Yes, exactly. I will say that the real challenge is finding a unified platform to review all of this evidence in. So, the attorneys want to be able to go to trial and present an exhibit that includes a fact timeline such as: “At 9 a.m. a phone call was made with the opponent to set up a meeting, then at 10 a.m. text messages were sent back and forth using WhatsApp, later in the day there was a corporate email on the subject of a contract that is now under dispute, and then in the evening someone made phone calls to a financial institution.”
Being able to create a fact timeline which incorporates all the different new types of human activities, such as Facebook Messenger, email, and the like, is the challenge. I mean, think about your smartphone only five years ago – how many different forms of communication were you using on that device?
Probably not many, maybe just SMS texts and email. Now, though, you have a proverbial universe of text messaging-like services, in-app collaboration tools, and much more. As such, creating that fact timeline and finding a unified platform to centralize all of the evidence review can be a major challenge.
Is there no unified platform that could handle that right now?
Well there is, and it’s our proprietary Cellebrite Integrator.
Cellebrite is the software that is specifically focused on cellphones, correct?
Why don’t you take me through some of the ways in which Integrator ties into custodial interviews, mapping, and relevant procedures.
Once we’ve interviewed a custodian and they tell us, for example, they did have text message correspondence with the opponent regarding the dispute, then it’s important to preserve those smartphones and provide it to the attorneys for production if appropriate. Cellebrite allows us to connect the dots between the information we receive from the custodial interviews to the actual data and metadata on the device.
Think of Cellebrite as a forensic extraction and imaging tool that is built specifically for cellphones. Now, we here at HAYSTACKID did create a tool to enhance the functionality of Cellebrite, especially in terms of review.

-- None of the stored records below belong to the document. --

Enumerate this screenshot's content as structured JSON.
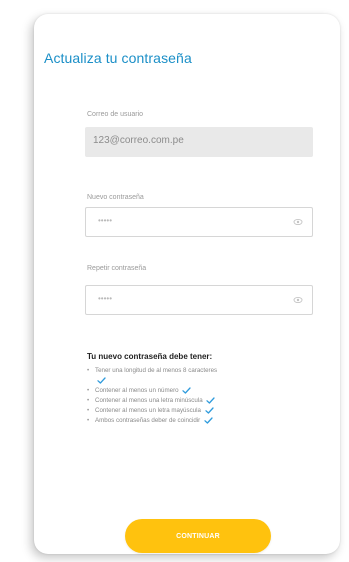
{
  "form": {
    "title": "Actualiza tu contraseña",
    "email_label": "Correo de usuario",
    "email_value": "123@correo.com.pe",
    "new_password_label": "Nuevo contraseña",
    "new_password_mask": "•••••",
    "repeat_password_label": "Repetir contraseña",
    "repeat_password_mask": "•••••",
    "requirements_title": "Tu nuevo contraseña debe tener:",
    "requirements": [
      "Tener una longitud de al menos 8 caracteres",
      "Contener al menos un número",
      "Contener al menos una letra minúscula",
      "Contener al menos un letra mayúscula",
      "Ambos contraseñas deber de coincidir"
    ],
    "continue_label": "CONTINUAR"
  },
  "colors": {
    "accent": "#1b8fc7",
    "button": "#ffc20e",
    "check": "#2f9bdc"
  },
  "icons": {
    "password_toggle": "eye-icon",
    "requirement_met": "checkmark-icon"
  }
}
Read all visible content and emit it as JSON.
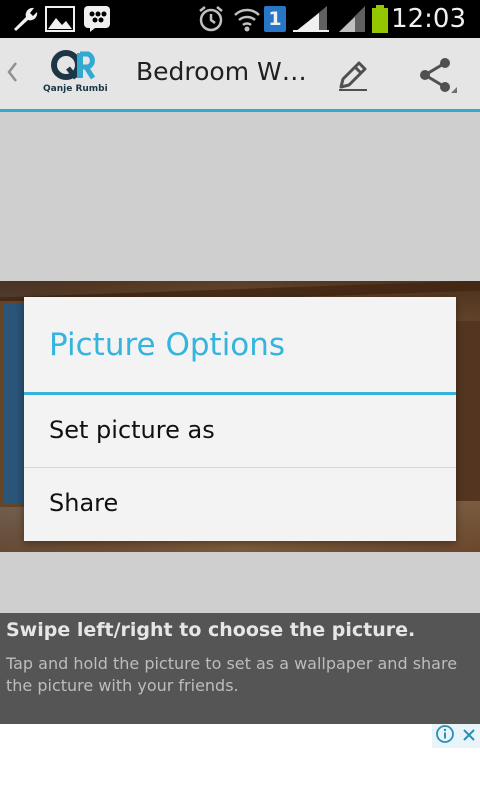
{
  "status_bar": {
    "time": "12:03",
    "notification_count": "1",
    "icons": [
      "wrench-icon",
      "image-icon",
      "bbm-icon",
      "alarm-icon",
      "wifi-icon",
      "signal-icon",
      "signal-icon",
      "battery-icon"
    ]
  },
  "action_bar": {
    "logo_text": "Qanje Rumbi",
    "title": "Bedroom W…",
    "icons": [
      "back-chevron-icon",
      "edit-icon",
      "share-icon"
    ]
  },
  "dialog": {
    "title": "Picture Options",
    "options": [
      "Set picture as",
      "Share"
    ]
  },
  "hint": {
    "title": "Swipe left/right to choose the picture.",
    "text": "Tap and hold the picture to set as a wallpaper and share the picture with your friends."
  },
  "colors": {
    "accent": "#35b4de",
    "status_bar": "#000000",
    "battery": "#9fd400"
  }
}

Can you explain what an attorney might experience when using Cellebrite without Integrator?
Cellebrite only allows for a review of the smartphone evidence by one person at a time, and that can be sufficient for small cases. However, for larger, more significant matters, our clients want the ability to have multiple attorneys reviewing materials at the same time, and sometimes from different locations.
They want more eyes on, for example, the 60,000 text messages that a client has provided them to get down to relevant evidence quickly, cost-effectively, and with strong completeness. Because cellphones are becoming so much more pertinent to a wider range and higher volume of cases, it was clear that we needed to create a tool to enable multiple, simultaneous attorney reviews through Cellebrite, and that is how Integrator came to be.
Then the biggest advantage of Integrator is opening up the review to a multitude of attorneys?
That’s right – you can have concurrent reviewers. That’s the beauty of our solution, it’s the ability for our clients to communicate and perform reviews together right in Relativity with Cellebrite Integrator, and we’re the only group that offers this. We have had very positive reviews of it thus far, and continue to innovate on top of our original tool as work necessitates newer, more advanced features and functions.
Check back soon for Pt. 2 of our Q&A with Larry Lieb on the Art of Custodianship, in which he discusses some of the unique ways HAYSTACKID handles these matters, as well as impending trends pertinent to attorneys and corporations.